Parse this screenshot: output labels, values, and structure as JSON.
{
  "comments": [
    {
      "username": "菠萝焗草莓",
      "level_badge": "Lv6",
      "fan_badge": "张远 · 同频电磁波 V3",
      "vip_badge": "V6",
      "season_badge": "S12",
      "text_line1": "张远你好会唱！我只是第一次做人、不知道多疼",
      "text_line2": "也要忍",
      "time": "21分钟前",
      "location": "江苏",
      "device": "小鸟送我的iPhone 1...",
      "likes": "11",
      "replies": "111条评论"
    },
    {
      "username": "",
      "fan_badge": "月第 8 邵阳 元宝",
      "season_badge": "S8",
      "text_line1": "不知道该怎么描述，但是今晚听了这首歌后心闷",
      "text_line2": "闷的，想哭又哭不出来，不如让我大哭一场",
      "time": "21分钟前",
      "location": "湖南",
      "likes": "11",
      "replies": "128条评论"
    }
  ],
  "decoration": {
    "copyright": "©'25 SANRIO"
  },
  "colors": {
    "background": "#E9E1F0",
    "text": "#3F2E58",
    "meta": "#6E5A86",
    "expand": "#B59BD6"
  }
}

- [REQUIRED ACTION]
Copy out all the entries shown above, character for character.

- [RESPONSE]
Parse this screenshot: output labels, values, and structure as JSON.
{
  "comments": [
    {
      "username": "菠萝焗草莓",
      "level_badge": "Lv6",
      "fan_badge": "张远 · 同频电磁波 V3",
      "vip_badge": "V6",
      "season_badge": "S12",
      "text_line1": "张远你好会唱！我只是第一次做人、不知道多疼",
      "text_line2": "也要忍",
      "time": "21分钟前",
      "location": "江苏",
      "device": "小鸟送我的iPhone 1...",
      "likes": "11",
      "replies": "111条评论"
    },
    {
      "username": "",
      "fan_badge": "月第 8 邵阳 元宝",
      "season_badge": "S8",
      "text_line1": "不知道该怎么描述，但是今晚听了这首歌后心闷",
      "text_line2": "闷的，想哭又哭不出来，不如让我大哭一场",
      "time": "21分钟前",
      "location": "湖南",
      "likes": "11",
      "replies": "128条评论"
    }
  ],
  "decoration": {
    "copyright": "©'25 SANRIO"
  },
  "colors": {
    "background": "#E9E1F0",
    "text": "#3F2E58",
    "meta": "#6E5A86",
    "expand": "#B59BD6"
  }
}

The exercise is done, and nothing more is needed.